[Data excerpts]
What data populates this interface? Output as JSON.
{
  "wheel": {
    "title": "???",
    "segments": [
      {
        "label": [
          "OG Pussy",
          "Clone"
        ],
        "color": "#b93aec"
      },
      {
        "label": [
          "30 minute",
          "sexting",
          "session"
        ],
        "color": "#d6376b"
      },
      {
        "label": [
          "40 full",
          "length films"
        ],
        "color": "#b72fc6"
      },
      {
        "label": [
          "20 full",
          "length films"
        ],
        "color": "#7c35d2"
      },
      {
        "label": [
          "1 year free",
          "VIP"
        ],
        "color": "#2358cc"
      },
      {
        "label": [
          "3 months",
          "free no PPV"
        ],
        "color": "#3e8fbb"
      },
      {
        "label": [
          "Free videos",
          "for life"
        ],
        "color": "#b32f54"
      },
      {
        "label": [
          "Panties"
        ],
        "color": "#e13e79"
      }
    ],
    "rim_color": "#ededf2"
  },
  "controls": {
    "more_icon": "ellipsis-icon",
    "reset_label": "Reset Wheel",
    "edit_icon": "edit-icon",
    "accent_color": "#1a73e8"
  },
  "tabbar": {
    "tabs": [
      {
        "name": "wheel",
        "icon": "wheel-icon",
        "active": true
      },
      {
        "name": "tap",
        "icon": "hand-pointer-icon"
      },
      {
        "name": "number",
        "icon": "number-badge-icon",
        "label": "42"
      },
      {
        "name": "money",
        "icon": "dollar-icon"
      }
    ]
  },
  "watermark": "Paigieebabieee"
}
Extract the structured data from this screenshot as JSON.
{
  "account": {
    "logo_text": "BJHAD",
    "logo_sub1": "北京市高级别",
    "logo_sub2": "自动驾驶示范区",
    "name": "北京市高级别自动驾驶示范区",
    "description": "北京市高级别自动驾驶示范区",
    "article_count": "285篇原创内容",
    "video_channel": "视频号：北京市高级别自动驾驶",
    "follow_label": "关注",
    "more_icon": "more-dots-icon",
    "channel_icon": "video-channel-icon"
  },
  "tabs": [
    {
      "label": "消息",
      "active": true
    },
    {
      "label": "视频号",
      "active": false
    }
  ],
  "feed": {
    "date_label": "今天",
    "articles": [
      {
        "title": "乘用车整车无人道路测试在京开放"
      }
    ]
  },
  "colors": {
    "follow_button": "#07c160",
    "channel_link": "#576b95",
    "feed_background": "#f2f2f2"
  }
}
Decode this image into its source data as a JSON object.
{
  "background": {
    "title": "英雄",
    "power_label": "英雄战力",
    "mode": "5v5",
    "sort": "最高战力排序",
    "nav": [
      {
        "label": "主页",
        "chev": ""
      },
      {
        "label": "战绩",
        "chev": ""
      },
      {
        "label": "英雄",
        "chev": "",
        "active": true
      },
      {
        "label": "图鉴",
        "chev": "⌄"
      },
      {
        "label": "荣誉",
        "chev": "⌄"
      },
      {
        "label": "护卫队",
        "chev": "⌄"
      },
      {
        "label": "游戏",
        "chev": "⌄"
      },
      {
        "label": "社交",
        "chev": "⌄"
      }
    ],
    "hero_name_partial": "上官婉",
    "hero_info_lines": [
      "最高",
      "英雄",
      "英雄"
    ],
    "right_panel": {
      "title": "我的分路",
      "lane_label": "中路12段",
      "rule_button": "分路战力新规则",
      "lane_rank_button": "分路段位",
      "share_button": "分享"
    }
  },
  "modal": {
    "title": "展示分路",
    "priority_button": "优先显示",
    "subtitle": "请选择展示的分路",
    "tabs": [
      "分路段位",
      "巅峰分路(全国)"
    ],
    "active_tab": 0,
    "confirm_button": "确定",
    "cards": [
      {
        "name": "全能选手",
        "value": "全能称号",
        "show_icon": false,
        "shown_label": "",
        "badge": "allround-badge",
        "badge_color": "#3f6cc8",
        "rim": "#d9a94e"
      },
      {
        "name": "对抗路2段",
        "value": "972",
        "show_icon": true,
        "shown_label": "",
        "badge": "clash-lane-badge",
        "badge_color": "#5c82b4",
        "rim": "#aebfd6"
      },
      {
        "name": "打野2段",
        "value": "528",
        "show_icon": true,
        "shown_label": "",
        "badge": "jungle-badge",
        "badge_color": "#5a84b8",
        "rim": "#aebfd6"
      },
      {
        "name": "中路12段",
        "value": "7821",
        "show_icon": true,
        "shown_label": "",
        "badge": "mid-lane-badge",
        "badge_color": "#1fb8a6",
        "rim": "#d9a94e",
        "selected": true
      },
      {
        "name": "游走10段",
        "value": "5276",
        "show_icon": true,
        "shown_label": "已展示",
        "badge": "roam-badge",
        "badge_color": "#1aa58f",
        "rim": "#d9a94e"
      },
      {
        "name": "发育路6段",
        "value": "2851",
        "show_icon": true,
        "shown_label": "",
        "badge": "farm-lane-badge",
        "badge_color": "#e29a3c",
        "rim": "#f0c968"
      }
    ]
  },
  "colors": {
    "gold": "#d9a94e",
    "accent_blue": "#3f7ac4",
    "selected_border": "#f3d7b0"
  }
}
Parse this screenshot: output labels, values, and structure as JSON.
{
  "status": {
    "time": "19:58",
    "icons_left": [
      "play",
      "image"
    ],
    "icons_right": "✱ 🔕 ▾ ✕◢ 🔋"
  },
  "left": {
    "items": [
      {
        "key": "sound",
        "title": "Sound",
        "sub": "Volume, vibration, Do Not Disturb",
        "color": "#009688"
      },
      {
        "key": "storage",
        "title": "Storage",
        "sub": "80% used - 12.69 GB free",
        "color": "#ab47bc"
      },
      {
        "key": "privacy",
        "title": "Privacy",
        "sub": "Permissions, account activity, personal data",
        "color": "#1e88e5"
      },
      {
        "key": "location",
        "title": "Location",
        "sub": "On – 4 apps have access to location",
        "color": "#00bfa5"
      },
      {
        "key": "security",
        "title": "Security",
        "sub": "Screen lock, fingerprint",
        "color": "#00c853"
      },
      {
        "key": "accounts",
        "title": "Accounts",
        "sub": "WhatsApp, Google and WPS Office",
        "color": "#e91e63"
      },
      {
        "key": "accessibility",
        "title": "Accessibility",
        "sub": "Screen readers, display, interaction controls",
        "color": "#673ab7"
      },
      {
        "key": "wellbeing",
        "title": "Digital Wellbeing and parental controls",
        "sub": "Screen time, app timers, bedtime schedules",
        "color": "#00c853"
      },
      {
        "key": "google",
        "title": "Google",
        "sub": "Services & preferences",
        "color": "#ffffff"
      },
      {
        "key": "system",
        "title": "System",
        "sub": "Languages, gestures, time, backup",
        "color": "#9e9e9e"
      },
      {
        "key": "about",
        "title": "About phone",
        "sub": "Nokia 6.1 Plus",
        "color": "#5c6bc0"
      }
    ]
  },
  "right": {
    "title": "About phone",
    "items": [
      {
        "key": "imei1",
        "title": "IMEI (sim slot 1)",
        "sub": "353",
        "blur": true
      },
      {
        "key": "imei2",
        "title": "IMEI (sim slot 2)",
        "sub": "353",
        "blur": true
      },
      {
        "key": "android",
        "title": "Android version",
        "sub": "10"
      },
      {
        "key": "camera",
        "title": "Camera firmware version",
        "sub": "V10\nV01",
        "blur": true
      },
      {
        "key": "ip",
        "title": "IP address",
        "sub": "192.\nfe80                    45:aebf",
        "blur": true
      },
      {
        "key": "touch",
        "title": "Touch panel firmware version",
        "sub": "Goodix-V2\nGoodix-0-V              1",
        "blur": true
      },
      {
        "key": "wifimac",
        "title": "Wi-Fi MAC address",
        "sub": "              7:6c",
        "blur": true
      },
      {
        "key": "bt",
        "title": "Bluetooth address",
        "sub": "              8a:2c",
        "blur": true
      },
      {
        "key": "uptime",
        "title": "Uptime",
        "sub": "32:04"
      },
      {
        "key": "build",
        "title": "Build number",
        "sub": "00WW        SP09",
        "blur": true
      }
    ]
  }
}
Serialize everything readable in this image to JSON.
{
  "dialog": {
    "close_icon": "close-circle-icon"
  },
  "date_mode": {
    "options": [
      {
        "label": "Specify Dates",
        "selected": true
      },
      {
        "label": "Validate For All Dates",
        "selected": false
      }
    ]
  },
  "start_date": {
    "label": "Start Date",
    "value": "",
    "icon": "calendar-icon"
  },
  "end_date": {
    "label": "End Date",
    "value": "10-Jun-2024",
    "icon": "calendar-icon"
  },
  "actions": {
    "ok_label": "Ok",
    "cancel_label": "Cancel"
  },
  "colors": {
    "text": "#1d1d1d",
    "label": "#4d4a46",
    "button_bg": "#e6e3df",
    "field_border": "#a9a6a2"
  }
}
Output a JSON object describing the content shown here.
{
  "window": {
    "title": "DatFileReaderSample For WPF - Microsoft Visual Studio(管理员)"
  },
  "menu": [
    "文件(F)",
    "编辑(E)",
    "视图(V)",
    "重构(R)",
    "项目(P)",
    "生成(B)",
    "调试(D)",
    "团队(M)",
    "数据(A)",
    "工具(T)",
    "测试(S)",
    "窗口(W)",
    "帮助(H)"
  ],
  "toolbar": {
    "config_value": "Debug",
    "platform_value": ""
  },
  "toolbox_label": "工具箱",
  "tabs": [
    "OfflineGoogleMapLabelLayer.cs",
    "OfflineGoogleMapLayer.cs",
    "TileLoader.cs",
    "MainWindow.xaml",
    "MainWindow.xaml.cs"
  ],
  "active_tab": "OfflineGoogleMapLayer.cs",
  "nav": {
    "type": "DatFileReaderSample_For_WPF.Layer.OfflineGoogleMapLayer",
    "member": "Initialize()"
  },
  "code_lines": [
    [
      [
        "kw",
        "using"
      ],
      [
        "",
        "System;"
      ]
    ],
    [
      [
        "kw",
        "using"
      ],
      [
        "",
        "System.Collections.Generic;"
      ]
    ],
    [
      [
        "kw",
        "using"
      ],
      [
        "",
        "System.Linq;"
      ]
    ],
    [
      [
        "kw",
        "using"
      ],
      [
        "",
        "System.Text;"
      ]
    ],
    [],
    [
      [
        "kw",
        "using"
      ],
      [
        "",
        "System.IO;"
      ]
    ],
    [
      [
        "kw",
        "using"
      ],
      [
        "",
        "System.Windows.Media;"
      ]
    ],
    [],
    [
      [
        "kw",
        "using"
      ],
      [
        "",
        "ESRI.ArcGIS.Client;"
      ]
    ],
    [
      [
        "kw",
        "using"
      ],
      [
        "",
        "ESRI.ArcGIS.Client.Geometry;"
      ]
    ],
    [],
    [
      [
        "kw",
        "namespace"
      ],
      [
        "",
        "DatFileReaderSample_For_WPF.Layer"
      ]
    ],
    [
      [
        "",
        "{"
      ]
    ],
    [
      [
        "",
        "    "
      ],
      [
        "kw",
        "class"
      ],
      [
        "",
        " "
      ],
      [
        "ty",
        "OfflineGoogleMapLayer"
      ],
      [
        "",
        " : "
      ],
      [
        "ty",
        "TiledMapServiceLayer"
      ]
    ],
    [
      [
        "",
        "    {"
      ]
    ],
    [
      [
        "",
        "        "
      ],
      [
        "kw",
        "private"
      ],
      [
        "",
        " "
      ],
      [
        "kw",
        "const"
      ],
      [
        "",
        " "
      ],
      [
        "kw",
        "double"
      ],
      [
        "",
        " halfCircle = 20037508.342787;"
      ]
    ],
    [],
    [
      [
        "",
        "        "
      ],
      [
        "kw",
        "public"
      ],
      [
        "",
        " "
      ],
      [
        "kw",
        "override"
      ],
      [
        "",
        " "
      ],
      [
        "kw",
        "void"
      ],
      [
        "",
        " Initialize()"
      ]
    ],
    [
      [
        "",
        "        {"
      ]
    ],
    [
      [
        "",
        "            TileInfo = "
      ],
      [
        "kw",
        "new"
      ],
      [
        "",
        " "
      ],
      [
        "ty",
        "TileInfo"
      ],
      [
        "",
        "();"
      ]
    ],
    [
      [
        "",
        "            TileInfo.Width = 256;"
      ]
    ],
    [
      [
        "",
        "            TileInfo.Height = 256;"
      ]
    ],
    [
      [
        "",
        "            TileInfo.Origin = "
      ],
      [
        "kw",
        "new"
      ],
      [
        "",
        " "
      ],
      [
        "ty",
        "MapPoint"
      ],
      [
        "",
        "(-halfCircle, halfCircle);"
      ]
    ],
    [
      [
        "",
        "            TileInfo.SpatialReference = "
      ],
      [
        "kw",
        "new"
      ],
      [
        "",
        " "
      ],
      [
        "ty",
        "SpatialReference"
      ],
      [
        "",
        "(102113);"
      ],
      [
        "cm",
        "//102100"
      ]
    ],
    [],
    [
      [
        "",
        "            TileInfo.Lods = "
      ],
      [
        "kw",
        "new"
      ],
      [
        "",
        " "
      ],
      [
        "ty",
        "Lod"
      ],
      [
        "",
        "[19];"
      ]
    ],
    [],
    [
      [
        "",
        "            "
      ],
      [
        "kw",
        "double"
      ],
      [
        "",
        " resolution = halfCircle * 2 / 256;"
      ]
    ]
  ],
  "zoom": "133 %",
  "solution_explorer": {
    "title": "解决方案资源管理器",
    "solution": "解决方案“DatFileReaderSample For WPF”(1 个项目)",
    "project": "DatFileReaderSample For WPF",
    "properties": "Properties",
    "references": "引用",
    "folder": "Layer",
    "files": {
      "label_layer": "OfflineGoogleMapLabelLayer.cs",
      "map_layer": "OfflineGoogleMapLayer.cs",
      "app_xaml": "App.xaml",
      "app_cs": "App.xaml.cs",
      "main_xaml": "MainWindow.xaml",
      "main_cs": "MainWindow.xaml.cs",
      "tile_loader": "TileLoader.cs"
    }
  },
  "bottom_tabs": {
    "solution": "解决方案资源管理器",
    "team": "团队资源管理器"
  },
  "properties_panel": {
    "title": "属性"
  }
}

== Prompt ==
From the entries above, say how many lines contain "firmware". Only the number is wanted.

== Task result ==
2